It’s not your imagination: Avocados are more expensive. But no, Trump’s tariffs aren’t to blame.
But there are a few reasons the price of the popular fruit has spiked and is likely to continue to rise in the coming weeks.
For the first week of July, the wholesale prices of mid-sized avocados from Mexico were 129% higher than this time last year, said David Magaña, vice president and senior analyst at Rabobank based in Fresno, California.
“This is the highest price for this time of the year in at least a decade, the wholesale price was $84.25 for a 25-pound box compared to $37 the week of Independence Day 2018.
The increased wholesale price has been making its way to grocery stores.

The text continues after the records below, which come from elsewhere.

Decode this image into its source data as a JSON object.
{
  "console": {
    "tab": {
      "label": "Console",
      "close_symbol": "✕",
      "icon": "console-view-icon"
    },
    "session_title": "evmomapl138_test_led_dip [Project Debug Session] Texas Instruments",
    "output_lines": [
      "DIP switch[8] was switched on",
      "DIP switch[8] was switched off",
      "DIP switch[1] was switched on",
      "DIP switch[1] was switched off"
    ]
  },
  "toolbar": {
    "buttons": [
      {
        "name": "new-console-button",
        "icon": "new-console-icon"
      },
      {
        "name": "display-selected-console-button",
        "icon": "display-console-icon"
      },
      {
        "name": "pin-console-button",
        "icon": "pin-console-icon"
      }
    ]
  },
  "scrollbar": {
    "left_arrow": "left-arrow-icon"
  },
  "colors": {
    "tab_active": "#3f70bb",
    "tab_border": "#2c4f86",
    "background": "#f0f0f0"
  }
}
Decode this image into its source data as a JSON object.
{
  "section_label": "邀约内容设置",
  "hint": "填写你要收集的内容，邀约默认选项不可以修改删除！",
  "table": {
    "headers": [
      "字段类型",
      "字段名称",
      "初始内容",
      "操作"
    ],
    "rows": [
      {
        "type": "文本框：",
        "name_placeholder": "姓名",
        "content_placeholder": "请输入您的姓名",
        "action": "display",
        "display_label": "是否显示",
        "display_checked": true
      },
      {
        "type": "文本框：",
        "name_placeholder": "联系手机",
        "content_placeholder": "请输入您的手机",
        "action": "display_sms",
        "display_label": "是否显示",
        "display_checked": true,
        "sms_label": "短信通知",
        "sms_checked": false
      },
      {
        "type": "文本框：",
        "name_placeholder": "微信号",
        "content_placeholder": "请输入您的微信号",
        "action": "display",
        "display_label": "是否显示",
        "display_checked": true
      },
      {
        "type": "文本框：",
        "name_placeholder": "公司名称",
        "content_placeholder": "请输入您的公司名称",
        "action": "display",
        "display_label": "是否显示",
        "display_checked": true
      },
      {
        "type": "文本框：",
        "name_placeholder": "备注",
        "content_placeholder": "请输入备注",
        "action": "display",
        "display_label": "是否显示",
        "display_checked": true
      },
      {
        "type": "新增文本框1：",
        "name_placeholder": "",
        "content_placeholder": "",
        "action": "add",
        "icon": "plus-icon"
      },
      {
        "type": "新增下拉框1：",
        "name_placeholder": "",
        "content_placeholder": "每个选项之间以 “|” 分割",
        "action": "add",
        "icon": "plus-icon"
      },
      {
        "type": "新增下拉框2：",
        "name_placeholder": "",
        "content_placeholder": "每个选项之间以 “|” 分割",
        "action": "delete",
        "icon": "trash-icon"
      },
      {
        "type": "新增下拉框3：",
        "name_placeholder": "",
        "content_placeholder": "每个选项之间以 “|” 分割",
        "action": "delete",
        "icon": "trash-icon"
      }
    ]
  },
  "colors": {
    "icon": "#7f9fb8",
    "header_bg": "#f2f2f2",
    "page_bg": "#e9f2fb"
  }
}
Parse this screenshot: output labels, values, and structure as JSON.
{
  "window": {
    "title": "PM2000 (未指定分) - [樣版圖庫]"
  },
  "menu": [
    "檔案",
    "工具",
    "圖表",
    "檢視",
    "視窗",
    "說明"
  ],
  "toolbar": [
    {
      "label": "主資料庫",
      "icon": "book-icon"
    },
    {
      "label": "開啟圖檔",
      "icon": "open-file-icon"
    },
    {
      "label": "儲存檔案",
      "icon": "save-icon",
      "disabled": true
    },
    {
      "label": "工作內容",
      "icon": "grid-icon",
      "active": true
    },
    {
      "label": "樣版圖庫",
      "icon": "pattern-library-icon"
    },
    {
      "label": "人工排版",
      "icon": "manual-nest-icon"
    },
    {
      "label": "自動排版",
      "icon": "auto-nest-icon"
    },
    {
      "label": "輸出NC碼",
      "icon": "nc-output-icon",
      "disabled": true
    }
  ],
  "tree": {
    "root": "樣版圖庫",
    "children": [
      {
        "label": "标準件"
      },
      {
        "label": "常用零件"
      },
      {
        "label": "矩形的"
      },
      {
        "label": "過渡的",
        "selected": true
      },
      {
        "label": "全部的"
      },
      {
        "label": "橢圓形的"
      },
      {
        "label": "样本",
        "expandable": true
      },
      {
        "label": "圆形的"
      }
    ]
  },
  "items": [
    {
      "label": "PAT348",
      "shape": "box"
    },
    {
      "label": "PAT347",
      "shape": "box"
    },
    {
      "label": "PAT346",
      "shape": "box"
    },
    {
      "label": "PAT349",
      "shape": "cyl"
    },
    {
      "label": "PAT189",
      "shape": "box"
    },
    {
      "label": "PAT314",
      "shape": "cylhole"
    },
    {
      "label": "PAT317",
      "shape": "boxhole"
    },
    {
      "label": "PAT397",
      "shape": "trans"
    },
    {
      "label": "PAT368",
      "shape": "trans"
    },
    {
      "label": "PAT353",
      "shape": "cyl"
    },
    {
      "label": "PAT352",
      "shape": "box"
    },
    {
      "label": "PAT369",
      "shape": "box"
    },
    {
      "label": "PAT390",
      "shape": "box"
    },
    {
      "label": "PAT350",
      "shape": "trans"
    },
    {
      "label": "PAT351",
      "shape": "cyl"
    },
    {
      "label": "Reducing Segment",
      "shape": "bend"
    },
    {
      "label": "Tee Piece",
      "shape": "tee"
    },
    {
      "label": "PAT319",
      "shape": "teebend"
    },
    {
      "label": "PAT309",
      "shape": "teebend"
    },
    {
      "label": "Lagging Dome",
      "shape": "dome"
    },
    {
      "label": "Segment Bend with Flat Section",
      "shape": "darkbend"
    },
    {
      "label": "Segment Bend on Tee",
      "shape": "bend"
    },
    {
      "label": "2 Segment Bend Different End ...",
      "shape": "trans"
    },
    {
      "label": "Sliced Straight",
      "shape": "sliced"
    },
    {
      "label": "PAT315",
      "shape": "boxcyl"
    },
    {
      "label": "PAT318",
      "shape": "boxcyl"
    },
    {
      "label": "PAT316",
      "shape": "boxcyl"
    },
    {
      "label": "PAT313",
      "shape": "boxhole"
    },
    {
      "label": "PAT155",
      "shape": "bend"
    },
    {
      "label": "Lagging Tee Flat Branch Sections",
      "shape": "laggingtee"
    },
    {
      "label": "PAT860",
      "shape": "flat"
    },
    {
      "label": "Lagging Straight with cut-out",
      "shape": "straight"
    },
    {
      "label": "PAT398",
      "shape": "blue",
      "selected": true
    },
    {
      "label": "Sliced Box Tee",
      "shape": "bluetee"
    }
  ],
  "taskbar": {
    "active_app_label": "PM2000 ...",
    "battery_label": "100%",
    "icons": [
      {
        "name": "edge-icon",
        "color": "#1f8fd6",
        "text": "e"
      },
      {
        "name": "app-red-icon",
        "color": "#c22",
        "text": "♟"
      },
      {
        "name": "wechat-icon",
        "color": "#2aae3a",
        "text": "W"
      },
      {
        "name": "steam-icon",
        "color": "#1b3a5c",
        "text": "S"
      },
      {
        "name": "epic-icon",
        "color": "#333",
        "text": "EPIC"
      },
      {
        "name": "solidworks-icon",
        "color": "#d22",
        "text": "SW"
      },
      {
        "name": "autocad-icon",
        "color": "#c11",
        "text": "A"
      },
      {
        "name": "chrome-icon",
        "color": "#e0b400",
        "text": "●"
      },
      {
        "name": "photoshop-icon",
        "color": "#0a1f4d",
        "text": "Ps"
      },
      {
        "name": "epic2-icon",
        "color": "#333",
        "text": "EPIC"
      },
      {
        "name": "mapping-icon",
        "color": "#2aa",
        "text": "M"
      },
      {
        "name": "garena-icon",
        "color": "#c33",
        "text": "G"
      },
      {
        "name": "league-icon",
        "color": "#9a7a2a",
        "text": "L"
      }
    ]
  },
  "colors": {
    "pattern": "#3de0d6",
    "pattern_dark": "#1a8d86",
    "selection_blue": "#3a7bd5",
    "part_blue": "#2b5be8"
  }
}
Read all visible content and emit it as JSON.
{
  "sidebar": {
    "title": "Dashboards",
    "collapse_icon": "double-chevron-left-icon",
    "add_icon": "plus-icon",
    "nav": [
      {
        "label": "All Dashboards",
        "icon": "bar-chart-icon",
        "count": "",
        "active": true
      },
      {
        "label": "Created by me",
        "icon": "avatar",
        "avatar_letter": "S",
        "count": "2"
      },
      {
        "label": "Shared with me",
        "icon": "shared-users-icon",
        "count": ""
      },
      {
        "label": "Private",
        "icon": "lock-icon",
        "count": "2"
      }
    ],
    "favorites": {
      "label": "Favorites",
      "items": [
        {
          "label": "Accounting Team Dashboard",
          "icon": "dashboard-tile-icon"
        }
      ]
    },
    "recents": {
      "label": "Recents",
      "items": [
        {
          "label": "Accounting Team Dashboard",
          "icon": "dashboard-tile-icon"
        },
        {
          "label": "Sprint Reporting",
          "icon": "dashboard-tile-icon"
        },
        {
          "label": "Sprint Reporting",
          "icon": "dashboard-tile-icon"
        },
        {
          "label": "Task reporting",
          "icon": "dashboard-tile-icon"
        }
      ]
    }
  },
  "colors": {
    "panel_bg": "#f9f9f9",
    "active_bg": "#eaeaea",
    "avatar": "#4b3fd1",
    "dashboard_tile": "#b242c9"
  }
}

According to the most recent Department of Agriculture weekly retail price report, the average national price of a Haas avocado was $2.10 July 5, compared to $1.17 from the July 6, 2018, report.
Why are prices up?
One is expanding global demands, including U.S. demand – it just continues to grow.
California’s avocado season is coming to an end and was the smallest crop in more than a decade, he said.
These high prices have to do with seasonal production in Mexico. “It’s normally the lowest at this time of the year.
Mexico is the top supplier of fruits and vegetables to the U.S., with $13 billion imported from the country last year. Almost 90% of avocados come from Mexico.
Prices are expected to drop in mid September.